Somewhere between the universe being ripped wide open in front of your eyes and a light-speed ride through a linear dimension to the post-apocalypse, you realize this ain’t your normal bong hit. So we’re told.

In last year’s double issue, City Paper included a story about what it’s like to smoke salvia divinorum (the “diviner’s sage”), which is legally available in most states. Exchange Factor on Meeting Street immediately sold out of their supply by week’s end. The majority of their new customers were over 40 years old — post-Boomers looking for a legal buzz.

By April, the General Assembly had moved to ban the Mexican plant, but that bill never passed. As of this week, Exchange Factor’s two locations had sold 792 boxes of the salvia extract in 2008, a 30 percent increase over last year’s sales. Each box, available in five levels of potency, contains a small bag of the plant powder inside — enough for five “experiences.”

“There is always going to be something out there other than alcohol to get an experience from,” says Joan Graf, the owner of Exchange Factor. “People will always want an escape from paying bills and running red lights. There are plenty of other things to take salvia’s place.”

In the rack next to salvia at the store, there are a handful of other interesting looking organic materials.

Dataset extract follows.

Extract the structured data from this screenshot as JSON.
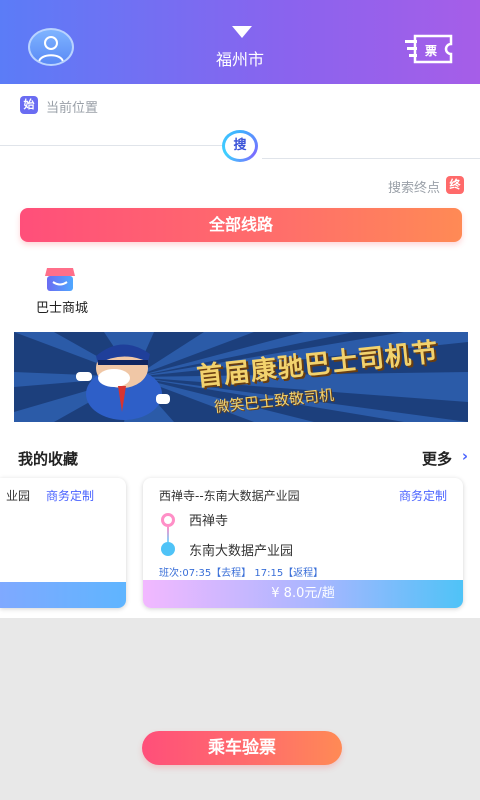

But, if and when salvia’s taken off the (legal) market, don’t be surprised to read “what it’s like” stories in years to come about the fly agaric mushroom, kratom, and Hawaiian Baby Woodrose seeds.